                        THE SIXTH SENSE: No happy ending despite the hug between mother and her little eight year old son who sees dead people who don't know that they are dead - yet. Resolution? Many! Malcom, the murdered psychologist, finally finds out he is dead and Ann (Malcom's widow) and he say goodbye; the mother finds out from her son that ''her mother'' did attend a long-ago dance recital and does move things about in her house today - - - But central character, eight year old Cole, the telepathic-mystical-insecure-frightened child who possesses Sixth Sense talents which make him a freak is still in the same morass at FADE OUT: !

                        But resolution? You bet. At least Cole's most loving mother better understands her son and he was able to <!--EZCODE UNDERLINE START-->announce<!--EZCODE UNDERLINE END--> that he can now <!--EZCODE ITALIC START--> communicate<!--EZCODE ITALIC END-->.

                        Resolutions abound but no happy ending is in sight!

                        (Was SIXTH SENSE perfect? Not hardly. There are some very noticeable errors in the script - so what! Geeze! It ain't rocket science, it's a film! I was consumed by eight year old Cole Sear's story! - And then some! Did I cry for him? Damned straight I did; for his mother, too!)

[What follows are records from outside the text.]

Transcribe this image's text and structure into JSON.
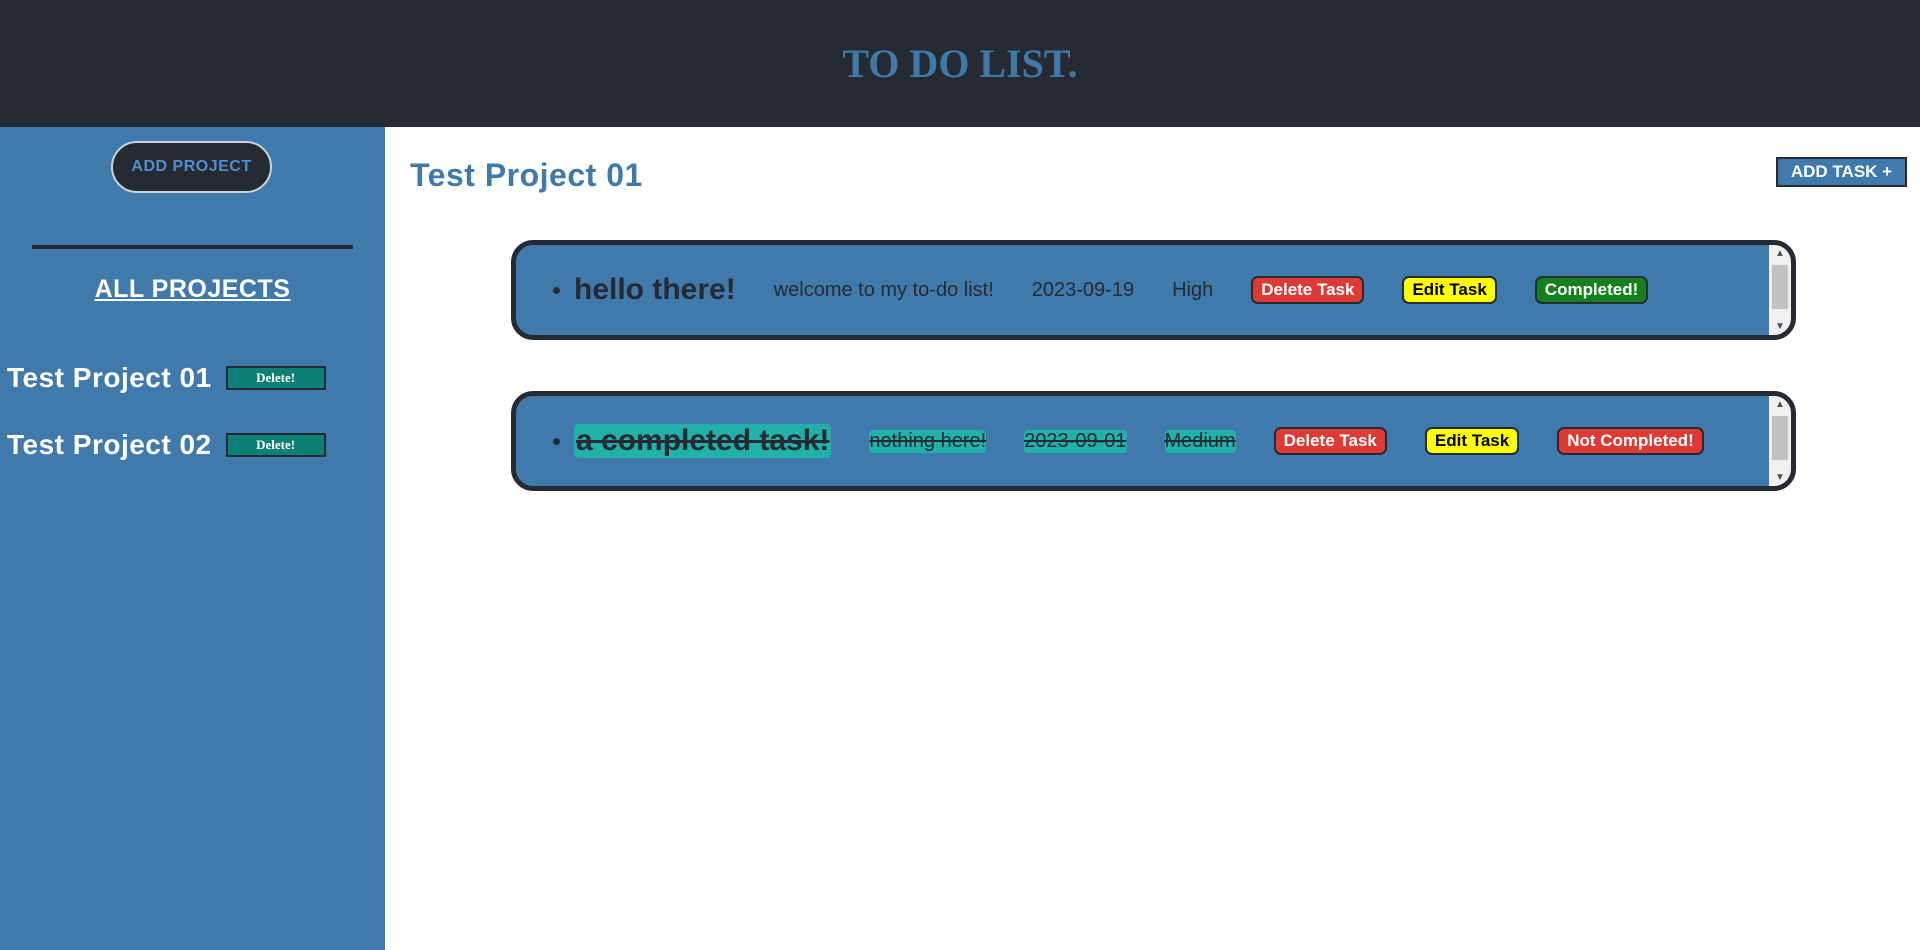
{
  "header": {
    "title": "TO DO LIST."
  },
  "sidebar": {
    "add_project_label": "ADD PROJECT",
    "all_projects_label": "ALL PROJECTS",
    "projects": [
      {
        "name": "Test Project 01",
        "delete_label": "Delete!"
      },
      {
        "name": "Test Project 02",
        "delete_label": "Delete!"
      }
    ]
  },
  "main": {
    "title": "Test Project 01",
    "add_task_label": "ADD TASK +",
    "tasks": [
      {
        "title": "hello there!",
        "description": "welcome to my to-do list!",
        "date": "2023-09-19",
        "priority": "High",
        "delete_label": "Delete Task",
        "edit_label": "Edit Task",
        "status_label": "Completed!",
        "completed": false
      },
      {
        "title": "a completed task!",
        "description": "nothing here!",
        "date": "2023-09-01",
        "priority": "Medium",
        "delete_label": "Delete Task",
        "edit_label": "Edit Task",
        "status_label": "Not Completed!",
        "completed": true
      }
    ]
  },
  "colors": {
    "header_bg": "#262a33",
    "accent": "#4079ab",
    "delete": "#de3a35",
    "edit": "#ffff00",
    "complete": "#14801e",
    "completed_highlight": "#20b2aa"
  },
  "icons": {
    "scroll_up": "scroll-up-arrow-icon",
    "scroll_down": "scroll-down-arrow-icon"
  }
}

                        C'mon, Brendon! Isn't it for APPLAUSE! Isn't that why we love to see our <!--EZCODE ITALIC START--> children<!--EZCODE ITALIC END--> - our characters and their stories - appear on the silver-screen??? Don't you want your <!--EZCODE ITALIC START--> children<!--EZCODE ITALIC END--> to be loved? To be remembered? I do! That's why I write: It's my legacy to my real children. I want to hear applause for my characters and for <!--EZCODE ITALIC START--> their<!--EZCODE ITALIC END--> stories.

                        (They deserve it - I'm just their scribe!)

                        One quick word for the <!--EZCODE UNDERLINE START-->investors<!--EZCODE UNDERLINE END--> whom - it appears - that you somehow detest.

                        Your films will ride on the backs of the investor's concerns about R-O-I - return on investment. We won't ever get to see "Your" script unless there is a banker somewhere between us!


                        Killiam Tierney
                        [email protected]


                        • #27
                          Re: Inner conflict

                          I utterly agree with Killiam. Purely on the basis of him having such a wonderfully gaelic name.